Dubai’s real estate sales rise to 11-year peak in November

An increasing number of investors are seizing the opportunity to own a home in Dubai now as the government has stepped in to ensure there is a balance between supply and demand in the real estate market, a new report has revealed.

Property sales recorded with the Dubai Land Department (DLD) went up to 5,051 in November 2019, hitting an 11-year high and rising by 5.8 percent from October 2019, according to Data Finder, the real estate insights and data platform under the Property Finder Group.

Overall, Dubai clocked in 13,832 transactions in just three months.

According to Property Finder’s analysis, the government’s announcement in September that it would form a special committee to ensure semi-government real estate firms don’t compete with the private sector has inspired confidence in investors.

Besides, with Expo 2020, only about 10 months away and house prices still on a decline, it looks like more people are excited by the idea of snapping up a property in Dubai.

“It appears that the announcement of the committee has had a positive impact on market sentiment in the three months since September,” Property Finder said in its report.

Investors are also gaining more confidence because there have been several positive reforms announced recently, such as extended visas, streamlined processes and fee relaxations.
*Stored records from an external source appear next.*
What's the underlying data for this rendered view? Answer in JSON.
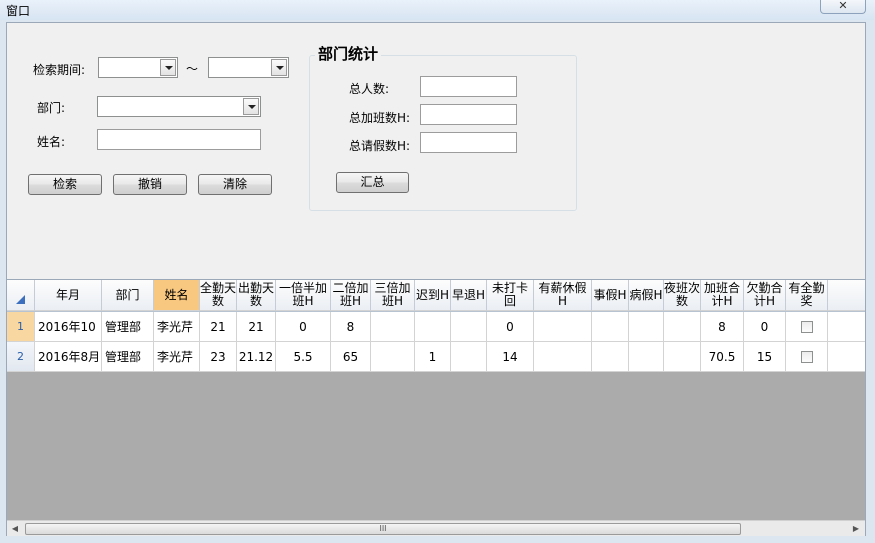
{
  "window": {
    "title": "窗口",
    "close_glyph": "✕"
  },
  "search": {
    "period_label": "检索期间:",
    "tilde": "～",
    "dept_label": "部门:",
    "name_label": "姓名:",
    "start_value": "",
    "end_value": "",
    "dept_value": "",
    "name_value": "",
    "buttons": {
      "search": "检索",
      "undo": "撤销",
      "clear": "清除"
    }
  },
  "stats": {
    "title": "部门统计",
    "total_people_label": "总人数:",
    "total_overtime_label": "总加班数H:",
    "total_leave_label": "总请假数H:",
    "total_people_value": "",
    "total_overtime_value": "",
    "total_leave_value": "",
    "summary_button": "汇总"
  },
  "table": {
    "columns": [
      "年月",
      "部门",
      "姓名",
      "全勤天数",
      "出勤天数",
      "一倍半加班H",
      "二倍加班H",
      "三倍加班H",
      "迟到H",
      "早退H",
      "未打卡回",
      "有薪休假H",
      "事假H",
      "病假H",
      "夜班次数",
      "加班合计H",
      "欠勤合计H",
      "有全勤奖"
    ],
    "rows": [
      {
        "num": "1",
        "cells": [
          "2016年10",
          "管理部",
          "李光芹",
          "21",
          "21",
          "0",
          "8",
          "",
          "",
          "",
          "0",
          "",
          "",
          "",
          "",
          "8",
          "0"
        ],
        "checked": false
      },
      {
        "num": "2",
        "cells": [
          "2016年8月",
          "管理部",
          "李光芹",
          "23",
          "21.12",
          "5.5",
          "65",
          "",
          "1",
          "",
          "14",
          "",
          "",
          "",
          "",
          "70.5",
          "15"
        ],
        "checked": false
      }
    ]
  },
  "scrollbar": {
    "left_arrow": "◀",
    "right_arrow": "▶",
    "grip": "III"
  },
  "icons": {
    "close": "close-icon",
    "dropdown": "chevron-down-icon",
    "corner": "select-all-icon"
  },
  "colors": {
    "selected_header": "#f8c880",
    "active_row_header": "#f8d8a0",
    "grid_empty": "#ababab"
  }
}
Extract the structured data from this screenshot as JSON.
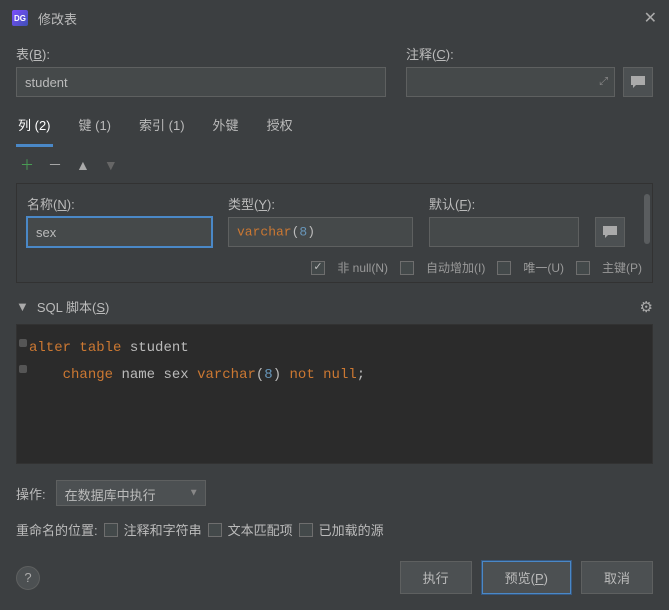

Other significant policy changes, such as the Central Bank waiving the 3 percent early settlement fee for mortgages, relaxing the maximum age requirement to repay mortgages and lifting the 20 per cent cap on real estate lending for banks have also improved investor sentiment.

“It is a combination of all of the above as to why sales transactions have increased this year and consumer confidence is building up in the market. This, coupled with declining prices and an excess amount of supply, has given the buyer much choice, attractive prices and incentives,” says Lynnette Abad, director of data and research, Property Finder.

There have been growing concerns that the market is saddled with an oversupply of residential and office space, and that this is one of the reasons why prices have gone south.

In early September, the government announced the formation of the Higher Real Estate Planning Committee consisting of leading government and industry officials and part of the mandate is to lower the risk of oversupply in the property market.

More commercial and residential buildings are still being built and sold in Dubai, and by the end of the year, it is estimated that a total of 20,000 apartments and 7,500 villas will change hands.

The figures, according to Asteco, represent a marked decline on previous projections, but they are still a significant volume and a notable increase from 2018, which saw the delivery of 12,000 apartments and 2,750.

Source: Zawya